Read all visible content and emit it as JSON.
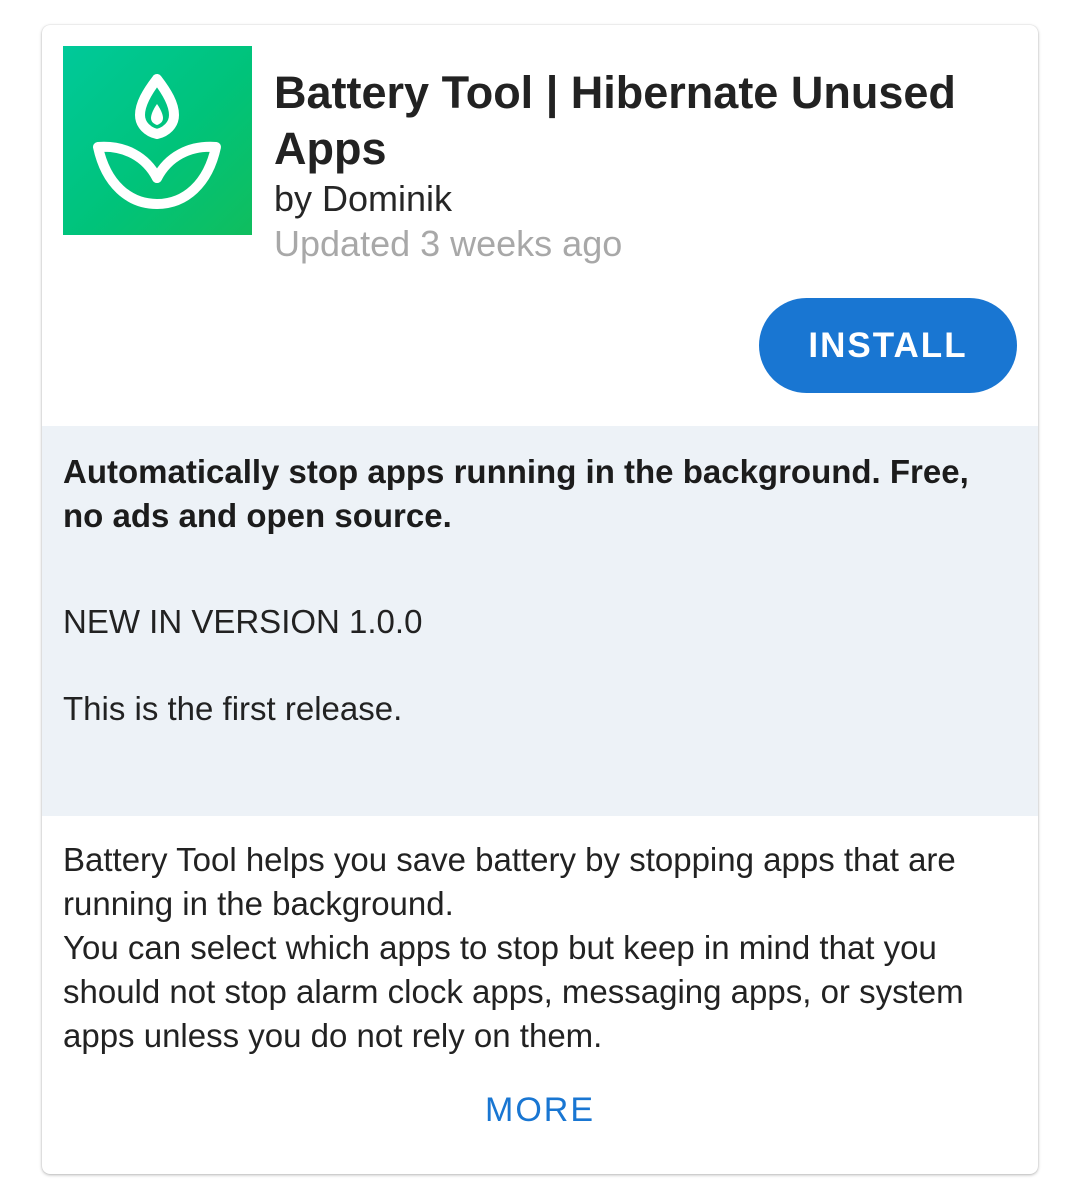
{
  "app": {
    "icon": "sprout-leaf-icon",
    "icon_colors": [
      "#00c99a",
      "#10be5e"
    ],
    "title": "Battery Tool | Hibernate Unused Apps",
    "author": "by Dominik",
    "updated": "Updated 3 weeks ago"
  },
  "actions": {
    "install_label": "INSTALL",
    "install_color": "#1976d2"
  },
  "whats_new": {
    "summary": "Automatically stop apps running in the background. Free, no ads and open source.",
    "version_heading": "NEW IN VERSION 1.0.0",
    "notes": "This is the first release."
  },
  "description": {
    "text": "Battery Tool helps you save battery by stopping apps that are running in the background.\nYou can select which apps to stop but keep in mind that you should not stop alarm clock apps, messaging apps, or system apps unless you do not rely on them.",
    "more_label": "MORE"
  }
}
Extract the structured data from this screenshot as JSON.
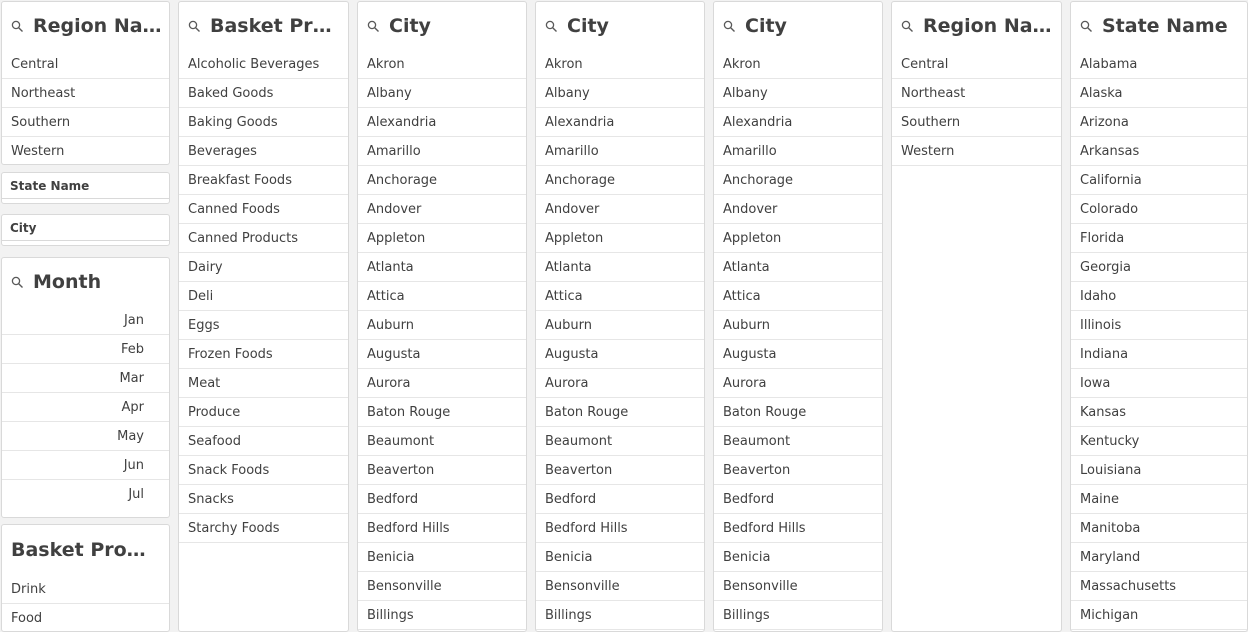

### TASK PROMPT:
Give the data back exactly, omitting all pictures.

### OUTPUT FOR THIS EXERCISE:
Read all visible content and emit it as JSON.
{
  "app": {
    "icon": "sprout-leaf-icon",
    "icon_colors": [
      "#00c99a",
      "#10be5e"
    ],
    "title": "Battery Tool | Hibernate Unused Apps",
    "author": "by Dominik",
    "updated": "Updated 3 weeks ago"
  },
  "actions": {
    "install_label": "INSTALL",
    "install_color": "#1976d2"
  },
  "whats_new": {
    "summary": "Automatically stop apps running in the background. Free, no ads and open source.",
    "version_heading": "NEW IN VERSION 1.0.0",
    "notes": "This is the first release."
  },
  "description": {
    "text": "Battery Tool helps you save battery by stopping apps that are running in the background.\nYou can select which apps to stop but keep in mind that you should not stop alarm clock apps, messaging apps, or system apps unless you do not rely on them.",
    "more_label": "MORE"
  }
}
Extract the structured data from this screenshot as JSON.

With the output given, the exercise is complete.